╭─ Data listing

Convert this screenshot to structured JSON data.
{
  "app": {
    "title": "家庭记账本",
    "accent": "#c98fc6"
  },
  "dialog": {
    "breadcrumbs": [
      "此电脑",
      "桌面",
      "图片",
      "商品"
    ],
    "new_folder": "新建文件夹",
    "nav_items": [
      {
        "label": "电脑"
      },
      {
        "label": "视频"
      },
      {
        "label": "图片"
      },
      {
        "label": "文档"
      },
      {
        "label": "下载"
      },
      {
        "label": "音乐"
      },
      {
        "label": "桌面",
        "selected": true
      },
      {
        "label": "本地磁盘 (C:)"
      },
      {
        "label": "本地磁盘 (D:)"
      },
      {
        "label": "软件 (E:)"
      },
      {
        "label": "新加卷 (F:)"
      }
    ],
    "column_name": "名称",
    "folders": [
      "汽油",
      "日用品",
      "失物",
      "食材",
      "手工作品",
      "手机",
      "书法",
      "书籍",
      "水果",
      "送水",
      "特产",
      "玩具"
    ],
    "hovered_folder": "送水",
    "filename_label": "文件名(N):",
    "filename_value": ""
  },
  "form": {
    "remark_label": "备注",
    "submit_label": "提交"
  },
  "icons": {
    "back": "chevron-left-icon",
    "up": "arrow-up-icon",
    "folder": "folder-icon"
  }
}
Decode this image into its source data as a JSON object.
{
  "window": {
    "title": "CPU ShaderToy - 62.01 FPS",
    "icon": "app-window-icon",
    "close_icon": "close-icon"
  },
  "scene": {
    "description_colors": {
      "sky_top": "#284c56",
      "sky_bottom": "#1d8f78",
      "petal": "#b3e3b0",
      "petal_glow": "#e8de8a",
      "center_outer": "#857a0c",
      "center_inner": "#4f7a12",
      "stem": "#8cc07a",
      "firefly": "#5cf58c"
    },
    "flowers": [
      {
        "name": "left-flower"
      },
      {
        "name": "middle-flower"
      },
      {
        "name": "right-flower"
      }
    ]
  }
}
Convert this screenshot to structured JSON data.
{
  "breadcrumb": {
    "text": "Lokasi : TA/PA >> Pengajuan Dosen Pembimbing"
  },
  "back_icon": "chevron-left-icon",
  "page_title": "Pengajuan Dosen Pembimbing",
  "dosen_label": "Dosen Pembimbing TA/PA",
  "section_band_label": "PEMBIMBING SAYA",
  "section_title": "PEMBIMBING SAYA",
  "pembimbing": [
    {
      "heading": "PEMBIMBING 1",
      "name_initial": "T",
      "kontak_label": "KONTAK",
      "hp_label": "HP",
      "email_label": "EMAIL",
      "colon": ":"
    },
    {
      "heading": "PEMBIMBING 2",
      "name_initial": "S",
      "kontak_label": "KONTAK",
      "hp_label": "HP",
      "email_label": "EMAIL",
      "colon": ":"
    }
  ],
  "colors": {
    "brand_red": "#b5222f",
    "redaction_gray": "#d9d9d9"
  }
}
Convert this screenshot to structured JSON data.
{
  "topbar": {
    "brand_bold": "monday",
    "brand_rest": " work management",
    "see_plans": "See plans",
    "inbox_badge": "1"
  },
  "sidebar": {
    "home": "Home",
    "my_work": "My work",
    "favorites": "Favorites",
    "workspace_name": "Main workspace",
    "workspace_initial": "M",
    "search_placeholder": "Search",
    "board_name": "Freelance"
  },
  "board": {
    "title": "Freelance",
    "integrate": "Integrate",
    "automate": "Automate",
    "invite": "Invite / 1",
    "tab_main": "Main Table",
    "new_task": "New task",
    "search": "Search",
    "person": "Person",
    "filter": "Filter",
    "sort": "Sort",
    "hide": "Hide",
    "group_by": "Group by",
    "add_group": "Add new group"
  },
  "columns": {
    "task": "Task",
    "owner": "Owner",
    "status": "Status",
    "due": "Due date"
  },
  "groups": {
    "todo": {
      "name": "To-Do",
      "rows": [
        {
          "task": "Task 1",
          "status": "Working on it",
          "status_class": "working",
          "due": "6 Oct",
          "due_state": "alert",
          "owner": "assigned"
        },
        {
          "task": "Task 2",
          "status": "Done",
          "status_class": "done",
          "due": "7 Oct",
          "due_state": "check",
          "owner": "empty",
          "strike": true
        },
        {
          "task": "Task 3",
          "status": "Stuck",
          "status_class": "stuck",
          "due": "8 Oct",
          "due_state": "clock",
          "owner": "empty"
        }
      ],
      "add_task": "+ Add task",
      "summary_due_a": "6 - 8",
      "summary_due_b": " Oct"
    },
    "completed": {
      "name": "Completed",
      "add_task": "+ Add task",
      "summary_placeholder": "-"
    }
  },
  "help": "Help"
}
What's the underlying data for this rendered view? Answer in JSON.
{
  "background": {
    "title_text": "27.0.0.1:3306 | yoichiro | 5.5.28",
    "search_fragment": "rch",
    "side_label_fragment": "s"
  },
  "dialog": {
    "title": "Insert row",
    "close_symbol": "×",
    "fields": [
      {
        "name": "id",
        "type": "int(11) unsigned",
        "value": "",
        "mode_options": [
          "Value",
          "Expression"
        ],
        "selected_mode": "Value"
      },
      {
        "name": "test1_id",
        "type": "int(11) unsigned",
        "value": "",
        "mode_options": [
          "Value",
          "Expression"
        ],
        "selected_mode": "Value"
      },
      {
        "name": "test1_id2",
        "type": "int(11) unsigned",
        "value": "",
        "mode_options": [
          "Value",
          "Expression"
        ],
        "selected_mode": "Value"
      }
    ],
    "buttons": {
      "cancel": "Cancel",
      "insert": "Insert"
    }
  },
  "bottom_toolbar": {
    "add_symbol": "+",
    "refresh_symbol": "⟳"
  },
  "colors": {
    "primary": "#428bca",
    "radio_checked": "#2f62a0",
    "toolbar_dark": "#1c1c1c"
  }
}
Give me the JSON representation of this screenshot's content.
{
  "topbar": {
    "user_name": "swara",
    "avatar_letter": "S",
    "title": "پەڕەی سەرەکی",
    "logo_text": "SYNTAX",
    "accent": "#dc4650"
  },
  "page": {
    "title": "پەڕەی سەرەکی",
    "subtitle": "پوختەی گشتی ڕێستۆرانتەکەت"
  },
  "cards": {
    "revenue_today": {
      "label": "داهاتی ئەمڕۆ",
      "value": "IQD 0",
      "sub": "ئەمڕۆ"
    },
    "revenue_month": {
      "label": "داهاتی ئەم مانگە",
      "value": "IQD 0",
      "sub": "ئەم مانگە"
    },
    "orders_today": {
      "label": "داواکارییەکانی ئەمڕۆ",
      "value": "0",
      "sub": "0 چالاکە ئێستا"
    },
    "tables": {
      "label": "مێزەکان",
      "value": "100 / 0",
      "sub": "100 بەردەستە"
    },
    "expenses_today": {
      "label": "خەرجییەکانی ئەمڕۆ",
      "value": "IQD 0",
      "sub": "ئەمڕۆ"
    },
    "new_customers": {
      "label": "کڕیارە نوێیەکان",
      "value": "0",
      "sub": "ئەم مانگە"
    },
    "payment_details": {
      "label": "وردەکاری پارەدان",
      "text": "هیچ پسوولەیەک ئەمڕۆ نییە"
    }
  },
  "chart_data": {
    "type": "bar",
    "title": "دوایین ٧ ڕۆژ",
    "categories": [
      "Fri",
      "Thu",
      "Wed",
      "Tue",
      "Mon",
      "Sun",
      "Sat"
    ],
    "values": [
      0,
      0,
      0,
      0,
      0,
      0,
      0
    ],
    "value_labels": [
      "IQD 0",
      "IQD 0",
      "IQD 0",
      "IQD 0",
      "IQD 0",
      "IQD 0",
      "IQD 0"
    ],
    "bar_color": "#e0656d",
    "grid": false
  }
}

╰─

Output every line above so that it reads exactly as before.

Convert this screenshot to structured JSON data.
{
  "app": {
    "title": "家庭记账本",
    "accent": "#c98fc6"
  },
  "dialog": {
    "breadcrumbs": [
      "此电脑",
      "桌面",
      "图片",
      "商品"
    ],
    "new_folder": "新建文件夹",
    "nav_items": [
      {
        "label": "电脑"
      },
      {
        "label": "视频"
      },
      {
        "label": "图片"
      },
      {
        "label": "文档"
      },
      {
        "label": "下载"
      },
      {
        "label": "音乐"
      },
      {
        "label": "桌面",
        "selected": true
      },
      {
        "label": "本地磁盘 (C:)"
      },
      {
        "label": "本地磁盘 (D:)"
      },
      {
        "label": "软件 (E:)"
      },
      {
        "label": "新加卷 (F:)"
      }
    ],
    "column_name": "名称",
    "folders": [
      "汽油",
      "日用品",
      "失物",
      "食材",
      "手工作品",
      "手机",
      "书法",
      "书籍",
      "水果",
      "送水",
      "特产",
      "玩具"
    ],
    "hovered_folder": "送水",
    "filename_label": "文件名(N):",
    "filename_value": ""
  },
  "form": {
    "remark_label": "备注",
    "submit_label": "提交"
  },
  "icons": {
    "back": "chevron-left-icon",
    "up": "arrow-up-icon",
    "folder": "folder-icon"
  }
}
Decode this image into its source data as a JSON object.
{
  "window": {
    "title": "CPU ShaderToy - 62.01 FPS",
    "icon": "app-window-icon",
    "close_icon": "close-icon"
  },
  "scene": {
    "description_colors": {
      "sky_top": "#284c56",
      "sky_bottom": "#1d8f78",
      "petal": "#b3e3b0",
      "petal_glow": "#e8de8a",
      "center_outer": "#857a0c",
      "center_inner": "#4f7a12",
      "stem": "#8cc07a",
      "firefly": "#5cf58c"
    },
    "flowers": [
      {
        "name": "left-flower"
      },
      {
        "name": "middle-flower"
      },
      {
        "name": "right-flower"
      }
    ]
  }
}
Convert this screenshot to structured JSON data.
{
  "breadcrumb": {
    "text": "Lokasi : TA/PA >> Pengajuan Dosen Pembimbing"
  },
  "back_icon": "chevron-left-icon",
  "page_title": "Pengajuan Dosen Pembimbing",
  "dosen_label": "Dosen Pembimbing TA/PA",
  "section_band_label": "PEMBIMBING SAYA",
  "section_title": "PEMBIMBING SAYA",
  "pembimbing": [
    {
      "heading": "PEMBIMBING 1",
      "name_initial": "T",
      "kontak_label": "KONTAK",
      "hp_label": "HP",
      "email_label": "EMAIL",
      "colon": ":"
    },
    {
      "heading": "PEMBIMBING 2",
      "name_initial": "S",
      "kontak_label": "KONTAK",
      "hp_label": "HP",
      "email_label": "EMAIL",
      "colon": ":"
    }
  ],
  "colors": {
    "brand_red": "#b5222f",
    "redaction_gray": "#d9d9d9"
  }
}
Convert this screenshot to structured JSON data.
{
  "topbar": {
    "brand_bold": "monday",
    "brand_rest": " work management",
    "see_plans": "See plans",
    "inbox_badge": "1"
  },
  "sidebar": {
    "home": "Home",
    "my_work": "My work",
    "favorites": "Favorites",
    "workspace_name": "Main workspace",
    "workspace_initial": "M",
    "search_placeholder": "Search",
    "board_name": "Freelance"
  },
  "board": {
    "title": "Freelance",
    "integrate": "Integrate",
    "automate": "Automate",
    "invite": "Invite / 1",
    "tab_main": "Main Table",
    "new_task": "New task",
    "search": "Search",
    "person": "Person",
    "filter": "Filter",
    "sort": "Sort",
    "hide": "Hide",
    "group_by": "Group by",
    "add_group": "Add new group"
  },
  "columns": {
    "task": "Task",
    "owner": "Owner",
    "status": "Status",
    "due": "Due date"
  },
  "groups": {
    "todo": {
      "name": "To-Do",
      "rows": [
        {
          "task": "Task 1",
          "status": "Working on it",
          "status_class": "working",
          "due": "6 Oct",
          "due_state": "alert",
          "owner": "assigned"
        },
        {
          "task": "Task 2",
          "status": "Done",
          "status_class": "done",
          "due": "7 Oct",
          "due_state": "check",
          "owner": "empty",
          "strike": true
        },
        {
          "task": "Task 3",
          "status": "Stuck",
          "status_class": "stuck",
          "due": "8 Oct",
          "due_state": "clock",
          "owner": "empty"
        }
      ],
      "add_task": "+ Add task",
      "summary_due_a": "6 - 8",
      "summary_due_b": " Oct"
    },
    "completed": {
      "name": "Completed",
      "add_task": "+ Add task",
      "summary_placeholder": "-"
    }
  },
  "help": "Help"
}
What's the underlying data for this rendered view? Answer in JSON.
{
  "background": {
    "title_text": "27.0.0.1:3306 | yoichiro | 5.5.28",
    "search_fragment": "rch",
    "side_label_fragment": "s"
  },
  "dialog": {
    "title": "Insert row",
    "close_symbol": "×",
    "fields": [
      {
        "name": "id",
        "type": "int(11) unsigned",
        "value": "",
        "mode_options": [
          "Value",
          "Expression"
        ],
        "selected_mode": "Value"
      },
      {
        "name": "test1_id",
        "type": "int(11) unsigned",
        "value": "",
        "mode_options": [
          "Value",
          "Expression"
        ],
        "selected_mode": "Value"
      },
      {
        "name": "test1_id2",
        "type": "int(11) unsigned",
        "value": "",
        "mode_options": [
          "Value",
          "Expression"
        ],
        "selected_mode": "Value"
      }
    ],
    "buttons": {
      "cancel": "Cancel",
      "insert": "Insert"
    }
  },
  "bottom_toolbar": {
    "add_symbol": "+",
    "refresh_symbol": "⟳"
  },
  "colors": {
    "primary": "#428bca",
    "radio_checked": "#2f62a0",
    "toolbar_dark": "#1c1c1c"
  }
}
Give me the JSON representation of this screenshot's content.
{
  "topbar": {
    "user_name": "swara",
    "avatar_letter": "S",
    "title": "پەڕەی سەرەکی",
    "logo_text": "SYNTAX",
    "accent": "#dc4650"
  },
  "page": {
    "title": "پەڕەی سەرەکی",
    "subtitle": "پوختەی گشتی ڕێستۆرانتەکەت"
  },
  "cards": {
    "revenue_today": {
      "label": "داهاتی ئەمڕۆ",
      "value": "IQD 0",
      "sub": "ئەمڕۆ"
    },
    "revenue_month": {
      "label": "داهاتی ئەم مانگە",
      "value": "IQD 0",
      "sub": "ئەم مانگە"
    },
    "orders_today": {
      "label": "داواکارییەکانی ئەمڕۆ",
      "value": "0",
      "sub": "0 چالاکە ئێستا"
    },
    "tables": {
      "label": "مێزەکان",
      "value": "100 / 0",
      "sub": "100 بەردەستە"
    },
    "expenses_today": {
      "label": "خەرجییەکانی ئەمڕۆ",
      "value": "IQD 0",
      "sub": "ئەمڕۆ"
    },
    "new_customers": {
      "label": "کڕیارە نوێیەکان",
      "value": "0",
      "sub": "ئەم مانگە"
    },
    "payment_details": {
      "label": "وردەکاری پارەدان",
      "text": "هیچ پسوولەیەک ئەمڕۆ نییە"
    }
  },
  "chart_data": {
    "type": "bar",
    "title": "دوایین ٧ ڕۆژ",
    "categories": [
      "Fri",
      "Thu",
      "Wed",
      "Tue",
      "Mon",
      "Sun",
      "Sat"
    ],
    "values": [
      0,
      0,
      0,
      0,
      0,
      0,
      0
    ],
    "value_labels": [
      "IQD 0",
      "IQD 0",
      "IQD 0",
      "IQD 0",
      "IQD 0",
      "IQD 0",
      "IQD 0"
    ],
    "bar_color": "#e0656d",
    "grid": false
  }
}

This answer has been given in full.